It happened at the last World Cup and reports are emerging it has happened again.
A mutiny would be a disaster for most sides. Not the French, though - they seem to thrive on this sort of internal conflict and chaos.
Drama is their driver. It turned them around in 2011 when they lost their final pool match to Tonga and fell into an open war with then coach Marc Lievremont.
The players didn't respect him, he didn't respect the players and it was the happiest alliance imaginable with the French coming within a point of being crowned world champions.
A similarly bad marriage has apparently developed in 2015 between the senior players and the beleaguered Philippe Saint-Andre.
The former wing has, since his appointment in late 2011, presided over the worst French reign of the professional age.
The performance against Ireland last week that brought France to a quarter-final against the All Blacks was one that was surprisingly lacking in passion and ferocity.
Technically and tactically France have often been nowhere near the mark but it's rare indeed to see French players not willing to lay their body on the line for the jersey.
The chances of an equally lacklustre performance tomorrow would now be about nil.
The French team - and of this everyone can be certain - will be frothing at the mouth by kickoff.
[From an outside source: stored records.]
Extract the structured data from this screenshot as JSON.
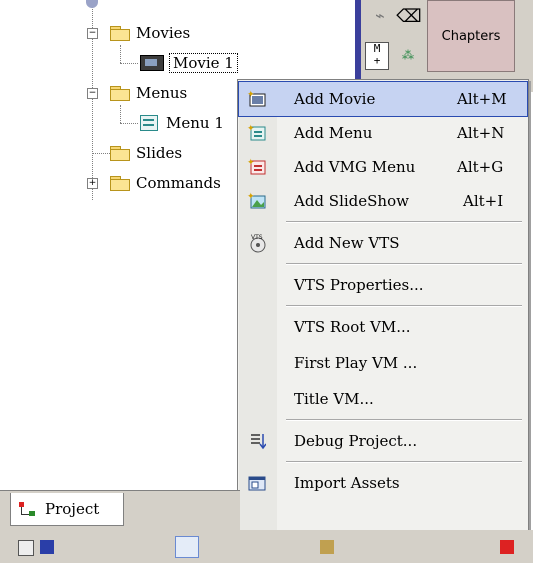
{
  "tree": {
    "movies_label": "Movies",
    "movie1_label": "Movie 1",
    "menus_label": "Menus",
    "menu1_label": "Menu 1",
    "slides_label": "Slides",
    "commands_label": "Commands"
  },
  "toolbar": {
    "chapters_label": "Chapters"
  },
  "context_menu": {
    "items": [
      {
        "label": "Add Movie",
        "shortcut": "Alt+M",
        "icon": "add-movie-icon"
      },
      {
        "label": "Add Menu",
        "shortcut": "Alt+N",
        "icon": "add-menu-icon"
      },
      {
        "label": "Add VMG Menu",
        "shortcut": "Alt+G",
        "icon": "add-vmg-menu-icon"
      },
      {
        "label": "Add SlideShow",
        "shortcut": "Alt+I",
        "icon": "add-slideshow-icon"
      },
      {
        "label": "Add New VTS",
        "shortcut": "",
        "icon": "add-vts-icon"
      },
      {
        "label": "VTS Properties...",
        "shortcut": "",
        "icon": ""
      },
      {
        "label": "VTS Root VM...",
        "shortcut": "",
        "icon": ""
      },
      {
        "label": "First Play VM ...",
        "shortcut": "",
        "icon": ""
      },
      {
        "label": "Title VM...",
        "shortcut": "",
        "icon": ""
      },
      {
        "label": "Debug Project...",
        "shortcut": "",
        "icon": "debug-icon"
      },
      {
        "label": "Import Assets",
        "shortcut": "",
        "icon": "import-icon"
      }
    ]
  },
  "tabs": {
    "project_label": "Project"
  },
  "colors": {
    "highlight_bg": "#c6d3f2",
    "highlight_border": "#2a4bb0",
    "chapters_bg": "#d9c1c1"
  }
}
Whatever they lack in tactical organisation, they will make up for in effort and willing.
But despite what may or may not have happened behind the giant screens protecting prying eyes from the French training ground, it will mean little to the All Blacks.
Not once this week have any of them doubted for a second that the "real" France will turn up at Millennium Stadium.
They have been preparing to meet a French side at the top of their game.
The All Blacks used to be silly enough to buy into a French performance one week and imagine that's what they would be facing the next. Not now.
They have been hurt too many times in the past to make that mistake again.
Mutiny or no mutiny, it will have little or no effect on how the All Blacks are thinking.
They couldn't have taken the threat of the French any more seriously than they have. They have seen all tournament - and they see it all the time anyway - how teams raise their level to play the All Blacks.
The French are a little different in that they seem to find more levels than everyone else when they play the All Blacks, but how much more passion can they really find as a result of "overthrowing" their coach?
The All Blacks will assume plenty and will have already factored in the certainty of the French, for all sorts of reasons, being emotionally charged and desperate to win.